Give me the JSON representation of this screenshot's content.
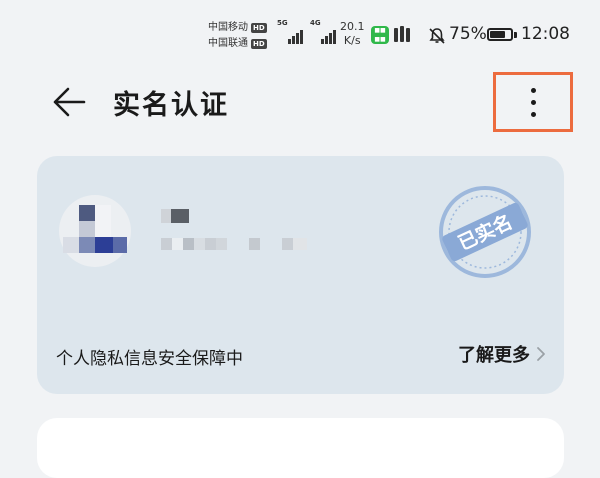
{
  "status_bar": {
    "carrier1": "中国移动",
    "carrier2": "中国联通",
    "hd": "HD",
    "net1": "5G",
    "net2": "4G",
    "speed_value": "20.1",
    "speed_unit": "K/s",
    "battery_percent": "75%",
    "battery_level": 0.75,
    "time": "12:08"
  },
  "header": {
    "title": "实名认证"
  },
  "id_card": {
    "stamp_text": "已实名",
    "privacy_text": "个人隐私信息安全保障中",
    "learn_more": "了解更多",
    "colors": {
      "card_bg": "#dde6ed",
      "stamp": "#9db8dc"
    }
  },
  "accent": {
    "highlight_border": "#ec6b3e"
  }
}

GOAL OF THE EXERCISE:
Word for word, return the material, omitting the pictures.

EXERCISE RESPONSE:
Give me the JSON representation of this screenshot's content.
{
  "status_bar": {
    "carrier1": "中国移动",
    "carrier2": "中国联通",
    "hd": "HD",
    "net1": "5G",
    "net2": "4G",
    "speed_value": "20.1",
    "speed_unit": "K/s",
    "battery_percent": "75%",
    "battery_level": 0.75,
    "time": "12:08"
  },
  "header": {
    "title": "实名认证"
  },
  "id_card": {
    "stamp_text": "已实名",
    "privacy_text": "个人隐私信息安全保障中",
    "learn_more": "了解更多",
    "colors": {
      "card_bg": "#dde6ed",
      "stamp": "#9db8dc"
    }
  },
  "accent": {
    "highlight_border": "#ec6b3e"
  }
}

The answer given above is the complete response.